TRIPOLI, Lebanon - Five people were killed and nearly 20 wounded in sectarian clashes in the northern Lebanese city of Tripoli on Monday linked to unrest in neighbouring Syria, a security official told AFP.

He said four men died in the neighbourhood of Jabal Mohsen, populated mainly by members of the minority Alawite sect, an offshoot of Shias to which Syrian President Bashar al-Assad also belongs.

A fifth person was killed near Bab al-Tebbaneh, a neighbourhood of the port city located opposite Jabal Mohsen and populated mainly by Sunnis opposed to Assad’s regime. Heavy automatic weapons and rocket-propelled grenade fire was heard in the two districts throughout Monday, an AFP correspondent said. Battles first erupted on Saturday between residents of the rival neighbourhoods after security forces arrested Shadi al-Mawlawi, a Sunni Islamist, on charges of belonging to a terrorist organisation. Mawlawi’s supporters say he was targeted because of his help for Syrian refugees fleeing to Lebanon.

Some 500 of them blocked a main road leading into Tripoli on Monday and said they would leave only after Mawlawi was released.

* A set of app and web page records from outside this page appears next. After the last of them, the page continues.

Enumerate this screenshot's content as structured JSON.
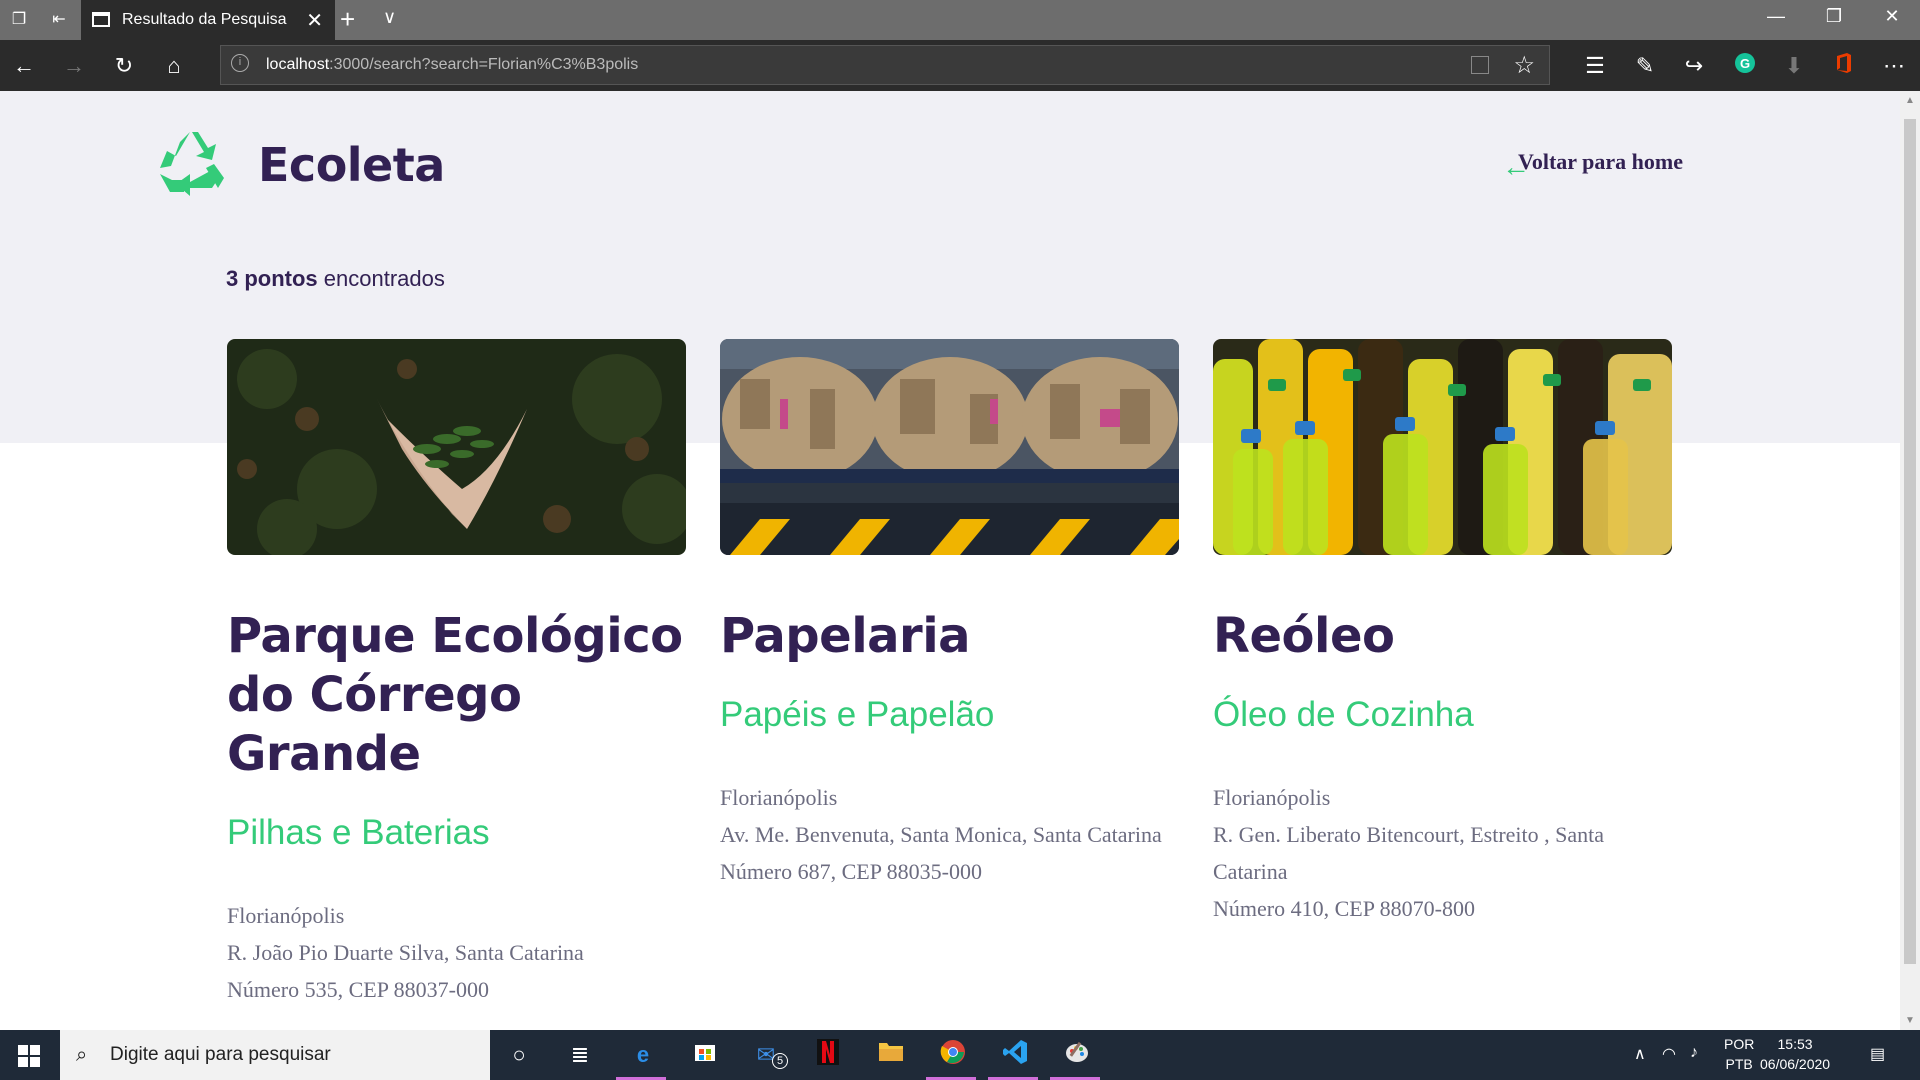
{
  "browser": {
    "tab_title": "Resultado da Pesquisa",
    "url_host": "localhost",
    "url_rest": ":3000/search?search=Florian%C3%B3polis"
  },
  "header": {
    "brand": "Ecoleta",
    "back_link": "Voltar para home"
  },
  "results": {
    "count_bold": "3 pontos",
    "count_rest": " encontrados"
  },
  "cards": [
    {
      "name": "Parque Ecológico do Córrego Grande",
      "items": "Pilhas e Baterias",
      "city": "Florianópolis",
      "street": "R. João Pio Duarte Silva, Santa Catarina",
      "number": "Número 535, CEP 88037-000"
    },
    {
      "name": "Papelaria",
      "items": "Papéis e Papelão",
      "city": "Florianópolis",
      "street": "Av. Me. Benvenuta, Santa Monica, Santa Catarina",
      "number": "Número 687, CEP 88035-000"
    },
    {
      "name": "Reóleo",
      "items": "Óleo de Cozinha",
      "city": "Florianópolis",
      "street": "R. Gen. Liberato Bitencourt, Estreito , Santa Catarina",
      "number": "Número 410, CEP 88070-800"
    }
  ],
  "taskbar": {
    "search_placeholder": "Digite aqui para pesquisar",
    "mail_badge": "5",
    "lang_top": "POR",
    "lang_bottom": "PTB",
    "time": "15:53",
    "date": "06/06/2020"
  },
  "colors": {
    "primary": "#322153",
    "accent": "#34cb79",
    "text": "#6c6c80",
    "background": "#f0f0f5"
  }
}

“We will stop when Shadi is freed,” said Abdel Qader Hamid, a security guard at a Salafist Mosque in Tripoli. “If the army tries to force us to leave, we will defend ourselves even if 100 of us have to die.” Tripoli MP Mouin Mereebi said the situation was getting out of control in the city and accused the army of failing to intervene to please the regime in Damascus. “The army does not want to intervene without political cover,” he told AFP. “Tripoli MPs have urged them to enter the areas (of clashes), telling them we would walk in front of them, but they refused.”

Some security branches in Lebanon were clearly acting in collusion with Assad’s regime in a bid to prevent Tripoli from becoming a safe haven for Syrian refugees, he charged.

A total of eight people, including a soldier hit by sniper fire, have died in the port city and dozens have been wounded since the fighting began.

The army said in a statement that two soldiers were wounded on Sunday night when their patrol came under attack by armed men as they were trying to reopen a freeway between the two neighbourhoods.

The fighting has forced all businesses and shops in and around the area where the clashes are taking places to stay closed. Many residents fled at the weekend and those who stayed behind were hiding in their homes.

Prime Minister Najib Mikati, a Sunni Muslim from Tripoli, met with religious leaders in the city on Sunday and appealed for calm. Meetings between the army, politicians and religious leaders were also held on Monday.

A security official told AFP on condition of anonymity that the situation would eventually calm down but warned that the streets of Tripoli were “seething with anger.”

Since the outbreak of the revolt in Syria in March 2011, a spillover has been feared in Lebanon, where the government is dominated by a pro-Damascus coalition led by the powerful Shiite group Hezbollah.

Tripoli is a conservative mainly Sunni town where many activists and opponents of the Syrian regime have sought refuge.

Syrian authorities have repeatedly charged that arms and fighters are being smuggled in from Lebanon to help the rebels fighting to overthrow Assad.